OPTIMISING THE HEALTH AND PRODUCTIVITY OF DAIRY COWS BY CONTROLLING THEIR ENERGY LEVEL
It is essential for dairy farmers to understand the importance of energy for dairy cows and the impact of non-optimal energy levels during the life cycle of the animal.
The role of energy and the impact of stressful periods
The energy level of dairy cows directly influences their health status. Changes during the animal’s lifetime play a major role, often resulting in a decrease in feed intake and thus in energy supply and resistance. Changes are perceived as periods of stress, and they can be more or less numerous depending on the farming practices. One of the most stressful periods for the cow is the transition period from three weeks before calving to three weeks after calving. The transition period includes changes in feed, calving, changes in groups and the start of lactation, many stress moments that are not without consequences for the animal.
Energy & Transition Period
During the dry period, the metabolism of the cow is lower, the cow is laying down more and less active, this results in a lower demand of energy. The amount of dry matter intake gradually decreases, mainly due to theincreasing space which the calf is taking up. As calving approaches, the appetite increases slowly, which causes a gap between energy requirements and intake. Therefore, the start of lactation is synonymous with an energy dip which often appears 14 days after calving. To find the energy needed for optimal functioning including the metabolism, the milk production and muscle contraction at calving, the cow will start to use her body reserves.
The impact of energy deficiency
If the energy intake does not quickly compensate this deficit, the cow will mobilise her own reserves too much. Fatty acids will therefore be produced excessively, causing an overload in the liver and thus an incomplete breakdown of the fat. Liver damage will become more and more severe as the lactation progresses.

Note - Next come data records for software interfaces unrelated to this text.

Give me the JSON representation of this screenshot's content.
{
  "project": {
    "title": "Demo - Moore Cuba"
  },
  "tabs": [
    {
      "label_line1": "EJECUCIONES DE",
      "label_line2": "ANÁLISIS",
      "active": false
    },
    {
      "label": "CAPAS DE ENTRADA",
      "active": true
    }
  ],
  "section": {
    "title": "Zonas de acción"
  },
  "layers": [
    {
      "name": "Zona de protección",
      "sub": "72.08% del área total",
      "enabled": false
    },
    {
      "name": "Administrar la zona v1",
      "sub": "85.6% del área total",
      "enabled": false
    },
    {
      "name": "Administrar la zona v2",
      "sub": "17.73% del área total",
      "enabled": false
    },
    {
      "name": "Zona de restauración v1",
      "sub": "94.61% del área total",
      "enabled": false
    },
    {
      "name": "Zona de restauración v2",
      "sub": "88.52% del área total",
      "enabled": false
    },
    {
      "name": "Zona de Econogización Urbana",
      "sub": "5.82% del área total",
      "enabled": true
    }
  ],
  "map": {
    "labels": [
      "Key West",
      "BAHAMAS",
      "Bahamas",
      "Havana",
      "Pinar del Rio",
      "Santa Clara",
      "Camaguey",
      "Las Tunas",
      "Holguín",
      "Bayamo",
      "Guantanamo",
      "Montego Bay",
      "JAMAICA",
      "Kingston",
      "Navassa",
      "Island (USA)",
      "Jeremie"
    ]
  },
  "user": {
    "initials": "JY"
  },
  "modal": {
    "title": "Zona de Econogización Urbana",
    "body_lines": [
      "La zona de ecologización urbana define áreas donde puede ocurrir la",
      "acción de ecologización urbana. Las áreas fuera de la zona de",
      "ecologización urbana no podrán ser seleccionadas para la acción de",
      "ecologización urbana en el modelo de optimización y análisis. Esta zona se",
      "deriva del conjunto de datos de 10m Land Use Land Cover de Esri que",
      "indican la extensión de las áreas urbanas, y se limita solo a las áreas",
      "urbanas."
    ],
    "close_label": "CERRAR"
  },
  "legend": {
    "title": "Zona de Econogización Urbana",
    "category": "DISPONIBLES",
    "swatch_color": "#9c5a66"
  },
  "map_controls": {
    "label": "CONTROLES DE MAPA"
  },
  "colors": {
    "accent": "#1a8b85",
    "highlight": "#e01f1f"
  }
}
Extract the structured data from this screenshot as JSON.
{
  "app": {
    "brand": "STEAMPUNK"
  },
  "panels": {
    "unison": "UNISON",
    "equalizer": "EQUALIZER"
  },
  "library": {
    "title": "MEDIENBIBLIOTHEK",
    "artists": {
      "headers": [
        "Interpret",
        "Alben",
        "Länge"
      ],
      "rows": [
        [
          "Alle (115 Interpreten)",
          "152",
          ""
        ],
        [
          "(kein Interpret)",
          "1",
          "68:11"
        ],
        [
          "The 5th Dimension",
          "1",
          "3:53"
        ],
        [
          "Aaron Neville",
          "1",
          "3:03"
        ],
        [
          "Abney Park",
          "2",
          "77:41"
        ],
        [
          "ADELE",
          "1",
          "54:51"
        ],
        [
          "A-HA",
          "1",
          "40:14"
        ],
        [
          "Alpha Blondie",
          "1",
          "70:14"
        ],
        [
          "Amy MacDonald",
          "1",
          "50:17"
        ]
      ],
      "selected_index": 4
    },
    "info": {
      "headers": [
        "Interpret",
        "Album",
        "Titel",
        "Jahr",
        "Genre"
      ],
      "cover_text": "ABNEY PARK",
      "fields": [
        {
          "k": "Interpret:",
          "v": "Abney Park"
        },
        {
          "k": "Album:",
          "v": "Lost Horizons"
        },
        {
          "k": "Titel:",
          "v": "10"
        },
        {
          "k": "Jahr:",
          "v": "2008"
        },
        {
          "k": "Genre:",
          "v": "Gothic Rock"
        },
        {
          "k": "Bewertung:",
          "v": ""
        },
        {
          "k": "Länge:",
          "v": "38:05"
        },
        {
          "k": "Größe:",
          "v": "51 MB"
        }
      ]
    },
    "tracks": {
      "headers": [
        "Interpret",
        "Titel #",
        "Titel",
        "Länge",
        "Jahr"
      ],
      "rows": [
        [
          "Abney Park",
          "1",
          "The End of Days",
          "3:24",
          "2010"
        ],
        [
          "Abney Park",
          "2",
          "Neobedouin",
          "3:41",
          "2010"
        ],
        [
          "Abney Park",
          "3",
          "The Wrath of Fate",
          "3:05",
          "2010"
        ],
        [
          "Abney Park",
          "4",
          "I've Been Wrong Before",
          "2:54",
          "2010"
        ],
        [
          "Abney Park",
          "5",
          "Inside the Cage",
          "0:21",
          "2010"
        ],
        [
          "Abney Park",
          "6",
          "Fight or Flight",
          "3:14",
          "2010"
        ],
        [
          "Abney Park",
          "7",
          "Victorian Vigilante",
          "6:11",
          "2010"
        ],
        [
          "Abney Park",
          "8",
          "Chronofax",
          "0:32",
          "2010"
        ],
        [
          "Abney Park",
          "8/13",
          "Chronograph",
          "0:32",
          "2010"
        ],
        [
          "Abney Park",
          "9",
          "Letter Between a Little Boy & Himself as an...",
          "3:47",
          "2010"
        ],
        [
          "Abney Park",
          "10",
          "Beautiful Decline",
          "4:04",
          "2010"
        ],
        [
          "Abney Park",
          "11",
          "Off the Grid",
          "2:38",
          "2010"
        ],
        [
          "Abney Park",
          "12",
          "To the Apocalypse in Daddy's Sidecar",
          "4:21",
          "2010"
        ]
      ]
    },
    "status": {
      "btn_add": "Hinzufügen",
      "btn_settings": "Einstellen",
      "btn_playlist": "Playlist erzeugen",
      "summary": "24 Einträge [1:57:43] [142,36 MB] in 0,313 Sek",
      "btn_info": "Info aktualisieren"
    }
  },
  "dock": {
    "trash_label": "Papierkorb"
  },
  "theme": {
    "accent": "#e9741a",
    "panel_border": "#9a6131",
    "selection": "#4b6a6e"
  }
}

These energy deficiencies are often under-diagnosed, even though they represent a loss of income for the farmer, because energy deficiencies lead to a reduced appetite and lower production. In addition, the cow will be more exposed to other health problems, as the immune system is a major consumer of energy and will therefore be affected if the energy level is not sufficient. And the consequences do not stop there, a large energy deficiency will also have an impact during the next insemination, as the success rate will be lower. The oocytes that develop during an energy deficiency are of poor quality, which is always a problem at the time of the next insemination. In total, the average loss has been estimated at €250. In order to limit the impact of a prolonged energy deficiency, several signs can be detected by the farmer:
- Slow animal;
- Poorly filled rumen;
- Breath and milk with an acetone smell;
- Reversal of the fat % / protein % ratio (which in general should be between 1.33 and 1.5);
- Cow in poor health at the beginning of lactation.
Case study: Anticipating energy deficiencies
Sometimes there can be a group of cows more at risk in the herd, cows that are more sensitive to nutritional deficiencies for example. It is therefore important to pay more attention to these previously identified animals and ideally isolate them in order to limit problems. More generally, energy deficiency can be controlled by taking a preventative approach, for example, by administering an AHV Booster Tablet 1 week after calving. The product will compensate the upcoming energy deficiency by activating the metabolism of the cow (liver and rumen). It will help the liver to convert fat into energy more efficiently.
If you would like more information on the importance of energy and the solutions we provide, please contact your advisor.